psychiatrists to predicate skilled opinion based upon observation, examination,
and tests of him after the trial as to whether he was insane at the time of the
trial. Cases of that kind adapt themselves to the statute. No condition of that
pattern was pleaded even inartfully in the motion in this case. Instead, it was
pleaded only that Johnston suffered temporary mental disability during the
trial, due to the administration of drugs. And inquiry respecting a temporary
disability of that kind does not come within the procedural range of section
4245. Instead, it is open to presentation by motion under 28 U.S.C. 2255.
Gregori v. United States, 5 Cir., 243 F.2d 48; Smith v. United States, 9 Cir.,
267 F.2d 210; Alexander v. United States, 5 Cir., 290 F.2d 252.

The burden rested on Johnston to establish by evidence his asserted mental


incompetence at the time of the trial of the criminal case. Johnston and others
testified and documentary evidence was adduced. The court found among other
things that Johnston was not under the influence of medicines or drugs at the
time of the trial of the criminal case which in any way impaired his faculties so
as to prevent him from participating fully in his defense. The finding is
supported by adequate evidence and is not plainly erroneous, due regard being
had for the opportunity of the trial court to observe the witnesses and weigh
their testimony. Accordingly, it must stand on review.

The court appointed as counsel for Johnston in connection with the proceedings
on the motion the attorney who had represented him in the criminal case. No
objection was made to such appointment at the outset. At one juncture during
the proceedings, objection was interposed and the suggestion was made that
another attorney be named. The selection of court-appointed counsel for
indigent parties rests in the sound judicial discretion of the trial court. The
record makes it clear that the attorney represented Johnston with ability and
efficiency throughout the proceedings on the motion. His appointment did not
constitute an abuse of discretion.

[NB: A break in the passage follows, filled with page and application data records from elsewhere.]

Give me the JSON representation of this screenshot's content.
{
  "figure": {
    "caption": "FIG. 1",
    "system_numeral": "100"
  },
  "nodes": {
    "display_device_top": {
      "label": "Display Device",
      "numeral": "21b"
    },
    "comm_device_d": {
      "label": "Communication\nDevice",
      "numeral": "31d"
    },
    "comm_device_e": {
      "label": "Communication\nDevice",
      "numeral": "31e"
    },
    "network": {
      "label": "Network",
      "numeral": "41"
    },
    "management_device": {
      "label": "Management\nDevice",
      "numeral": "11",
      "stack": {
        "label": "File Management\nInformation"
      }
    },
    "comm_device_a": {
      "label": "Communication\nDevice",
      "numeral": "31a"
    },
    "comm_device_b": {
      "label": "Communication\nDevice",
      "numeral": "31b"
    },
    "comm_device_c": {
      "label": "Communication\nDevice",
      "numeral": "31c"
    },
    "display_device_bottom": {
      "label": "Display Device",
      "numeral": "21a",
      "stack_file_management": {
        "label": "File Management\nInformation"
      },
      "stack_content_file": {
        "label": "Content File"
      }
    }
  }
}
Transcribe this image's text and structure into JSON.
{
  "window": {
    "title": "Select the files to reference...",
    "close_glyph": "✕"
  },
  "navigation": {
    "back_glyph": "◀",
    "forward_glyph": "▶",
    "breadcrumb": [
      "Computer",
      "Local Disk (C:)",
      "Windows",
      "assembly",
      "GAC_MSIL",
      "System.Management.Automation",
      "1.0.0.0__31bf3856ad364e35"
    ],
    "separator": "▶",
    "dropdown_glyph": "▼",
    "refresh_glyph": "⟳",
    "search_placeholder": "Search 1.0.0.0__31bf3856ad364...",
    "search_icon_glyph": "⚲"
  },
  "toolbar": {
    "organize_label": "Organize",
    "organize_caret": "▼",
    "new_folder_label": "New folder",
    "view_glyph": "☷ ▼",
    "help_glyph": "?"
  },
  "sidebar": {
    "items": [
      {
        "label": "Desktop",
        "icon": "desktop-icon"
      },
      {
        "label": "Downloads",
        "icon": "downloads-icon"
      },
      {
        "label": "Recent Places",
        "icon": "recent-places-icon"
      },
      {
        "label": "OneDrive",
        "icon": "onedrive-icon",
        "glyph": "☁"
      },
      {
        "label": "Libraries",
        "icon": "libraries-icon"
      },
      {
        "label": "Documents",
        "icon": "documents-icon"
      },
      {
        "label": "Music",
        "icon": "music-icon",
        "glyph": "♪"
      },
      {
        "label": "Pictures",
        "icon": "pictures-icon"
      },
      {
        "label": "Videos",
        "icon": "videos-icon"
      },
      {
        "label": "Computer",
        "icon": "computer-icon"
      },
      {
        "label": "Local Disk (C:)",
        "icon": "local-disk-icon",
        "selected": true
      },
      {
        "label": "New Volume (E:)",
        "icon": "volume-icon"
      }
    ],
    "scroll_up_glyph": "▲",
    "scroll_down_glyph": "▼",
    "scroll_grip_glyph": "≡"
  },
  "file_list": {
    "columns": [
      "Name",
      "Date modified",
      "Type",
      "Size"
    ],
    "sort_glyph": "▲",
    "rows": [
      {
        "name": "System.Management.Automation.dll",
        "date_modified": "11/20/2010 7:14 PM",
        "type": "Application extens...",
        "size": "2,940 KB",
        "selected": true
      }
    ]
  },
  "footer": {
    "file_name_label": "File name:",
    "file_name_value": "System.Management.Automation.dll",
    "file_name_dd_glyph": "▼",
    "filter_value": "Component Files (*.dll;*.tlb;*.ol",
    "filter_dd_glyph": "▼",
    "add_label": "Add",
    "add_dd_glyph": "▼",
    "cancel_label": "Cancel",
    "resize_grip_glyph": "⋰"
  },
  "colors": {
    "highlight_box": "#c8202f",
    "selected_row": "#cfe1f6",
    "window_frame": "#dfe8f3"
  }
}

One contention remains. It is that the court erred in declining to grant Johnston
a continuance or postponement of the hearing for a specified purpose. The
application for such continuance or postponement was addressed to the sound
judicial discretion of the court, and no abuse of such discretion appears.

The judgment denying the motion is affirmed.